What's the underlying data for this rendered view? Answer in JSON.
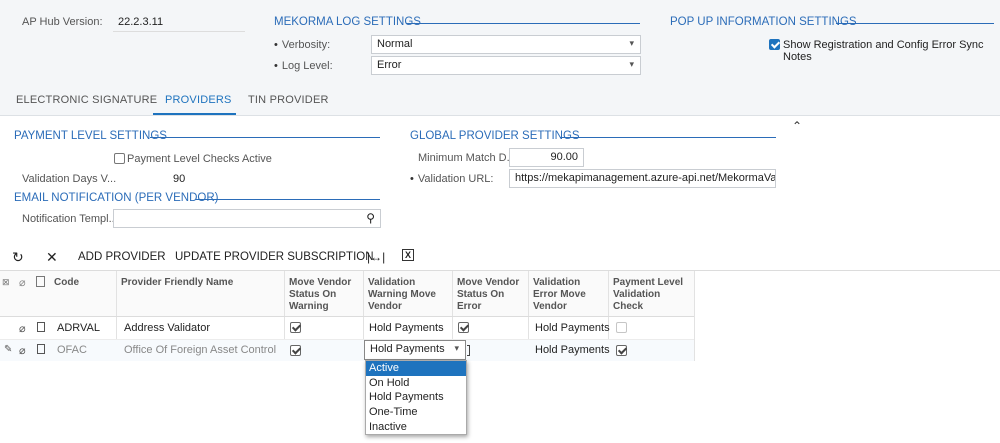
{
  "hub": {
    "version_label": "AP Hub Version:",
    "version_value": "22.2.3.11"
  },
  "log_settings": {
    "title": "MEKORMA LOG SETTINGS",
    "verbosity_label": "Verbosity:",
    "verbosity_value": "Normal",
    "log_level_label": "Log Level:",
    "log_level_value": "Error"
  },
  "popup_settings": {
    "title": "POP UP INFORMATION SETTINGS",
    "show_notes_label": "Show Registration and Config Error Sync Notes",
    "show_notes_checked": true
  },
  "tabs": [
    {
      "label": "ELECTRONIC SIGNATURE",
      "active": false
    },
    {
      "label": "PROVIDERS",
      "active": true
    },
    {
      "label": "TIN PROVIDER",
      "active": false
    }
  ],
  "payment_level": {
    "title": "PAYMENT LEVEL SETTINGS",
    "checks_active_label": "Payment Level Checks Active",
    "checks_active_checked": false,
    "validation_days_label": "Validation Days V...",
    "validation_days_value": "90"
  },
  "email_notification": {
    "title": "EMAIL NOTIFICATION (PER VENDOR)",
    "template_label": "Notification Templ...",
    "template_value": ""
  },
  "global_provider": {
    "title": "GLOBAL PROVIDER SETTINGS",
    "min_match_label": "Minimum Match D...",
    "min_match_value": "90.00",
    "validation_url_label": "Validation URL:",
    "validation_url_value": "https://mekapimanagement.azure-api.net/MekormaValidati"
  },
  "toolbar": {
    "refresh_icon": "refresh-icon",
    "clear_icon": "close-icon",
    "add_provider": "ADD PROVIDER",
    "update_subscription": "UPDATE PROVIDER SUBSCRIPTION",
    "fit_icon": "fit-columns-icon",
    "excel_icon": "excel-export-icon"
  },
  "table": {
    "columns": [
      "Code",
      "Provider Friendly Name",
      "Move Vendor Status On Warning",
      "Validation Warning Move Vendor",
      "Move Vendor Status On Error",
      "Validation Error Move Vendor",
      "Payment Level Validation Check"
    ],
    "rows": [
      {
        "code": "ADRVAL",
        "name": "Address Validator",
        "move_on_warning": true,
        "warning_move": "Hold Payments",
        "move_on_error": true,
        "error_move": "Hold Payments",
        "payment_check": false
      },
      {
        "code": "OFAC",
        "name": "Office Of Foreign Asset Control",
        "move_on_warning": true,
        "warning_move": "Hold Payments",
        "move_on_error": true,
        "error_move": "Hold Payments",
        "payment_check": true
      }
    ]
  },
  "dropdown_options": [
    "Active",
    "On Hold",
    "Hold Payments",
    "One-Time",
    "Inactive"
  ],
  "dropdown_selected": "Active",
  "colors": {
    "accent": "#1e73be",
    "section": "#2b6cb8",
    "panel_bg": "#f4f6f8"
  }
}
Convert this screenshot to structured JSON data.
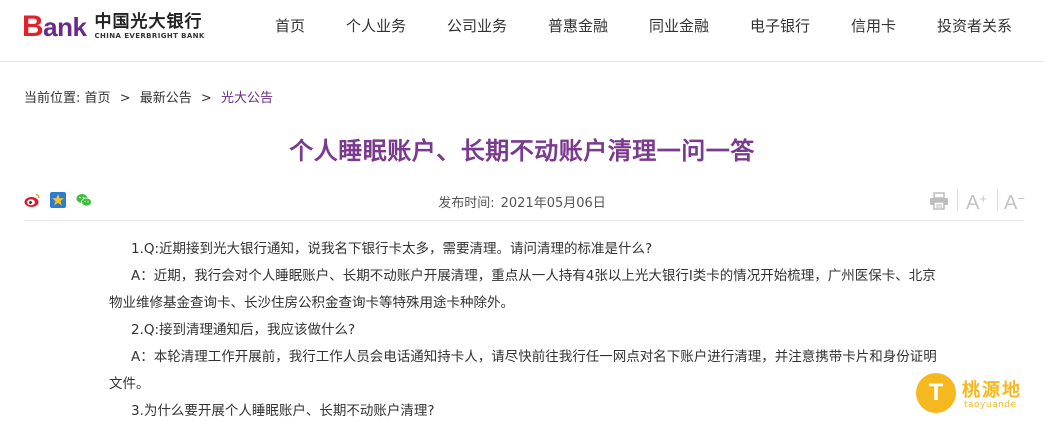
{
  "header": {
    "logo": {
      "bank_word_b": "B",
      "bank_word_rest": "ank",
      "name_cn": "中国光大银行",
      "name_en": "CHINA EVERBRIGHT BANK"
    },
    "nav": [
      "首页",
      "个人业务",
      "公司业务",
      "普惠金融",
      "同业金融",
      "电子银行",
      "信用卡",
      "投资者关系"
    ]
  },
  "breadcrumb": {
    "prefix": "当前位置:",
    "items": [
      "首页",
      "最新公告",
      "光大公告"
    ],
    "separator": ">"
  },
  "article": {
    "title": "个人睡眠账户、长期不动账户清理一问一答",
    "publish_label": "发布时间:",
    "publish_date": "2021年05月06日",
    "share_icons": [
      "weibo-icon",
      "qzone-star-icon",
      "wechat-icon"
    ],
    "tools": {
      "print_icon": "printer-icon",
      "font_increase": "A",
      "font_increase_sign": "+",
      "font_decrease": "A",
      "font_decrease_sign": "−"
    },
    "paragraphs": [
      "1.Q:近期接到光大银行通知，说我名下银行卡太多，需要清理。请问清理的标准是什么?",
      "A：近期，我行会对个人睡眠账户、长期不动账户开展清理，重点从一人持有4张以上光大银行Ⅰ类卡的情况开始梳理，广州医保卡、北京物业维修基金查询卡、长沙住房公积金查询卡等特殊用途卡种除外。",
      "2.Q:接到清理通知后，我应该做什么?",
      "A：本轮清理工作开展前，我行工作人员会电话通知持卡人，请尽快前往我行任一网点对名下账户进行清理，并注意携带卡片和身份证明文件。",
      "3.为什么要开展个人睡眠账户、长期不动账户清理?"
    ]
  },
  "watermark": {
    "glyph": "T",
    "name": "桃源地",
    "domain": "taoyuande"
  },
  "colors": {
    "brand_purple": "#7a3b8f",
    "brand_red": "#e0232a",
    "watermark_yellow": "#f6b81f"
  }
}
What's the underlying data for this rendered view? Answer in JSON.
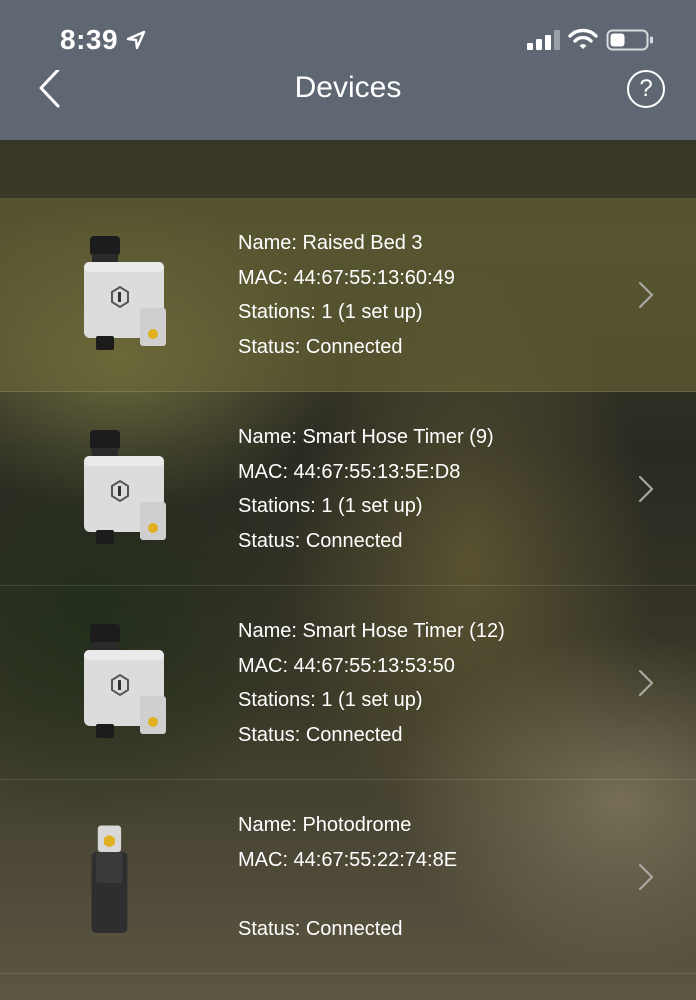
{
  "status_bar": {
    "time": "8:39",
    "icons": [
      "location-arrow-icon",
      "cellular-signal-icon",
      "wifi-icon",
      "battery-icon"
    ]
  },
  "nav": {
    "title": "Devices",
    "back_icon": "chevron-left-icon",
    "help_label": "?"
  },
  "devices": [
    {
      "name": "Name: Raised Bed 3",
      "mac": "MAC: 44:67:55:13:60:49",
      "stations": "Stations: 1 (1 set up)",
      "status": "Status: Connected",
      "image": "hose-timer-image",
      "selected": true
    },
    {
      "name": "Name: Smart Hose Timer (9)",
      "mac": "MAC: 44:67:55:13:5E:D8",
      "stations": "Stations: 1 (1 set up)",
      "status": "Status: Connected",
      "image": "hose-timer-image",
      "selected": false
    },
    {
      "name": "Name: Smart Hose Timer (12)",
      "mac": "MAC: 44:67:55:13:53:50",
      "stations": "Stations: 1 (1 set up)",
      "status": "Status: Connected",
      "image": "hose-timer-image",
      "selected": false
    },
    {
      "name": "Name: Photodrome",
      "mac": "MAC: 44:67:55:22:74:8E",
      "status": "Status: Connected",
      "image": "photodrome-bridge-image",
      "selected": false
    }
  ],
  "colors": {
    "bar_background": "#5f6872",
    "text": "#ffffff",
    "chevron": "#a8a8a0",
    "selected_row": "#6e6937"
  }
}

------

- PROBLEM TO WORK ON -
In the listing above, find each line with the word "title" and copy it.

- SOLVED EXERCISE -
    "title": "MEKORMA LOG SETTINGS",
    "title": "POP UP INFORMATION SETTINGS",
    "title": "PAYMENT LEVEL SETTINGS",
    "title": "EMAIL NOTIFICATION (PER VENDOR)",
    "title": "GLOBAL PROVIDER SETTINGS",
    "title": "个人睡眠账户、长期不动账户清理一问一答",
    "title": "Devices",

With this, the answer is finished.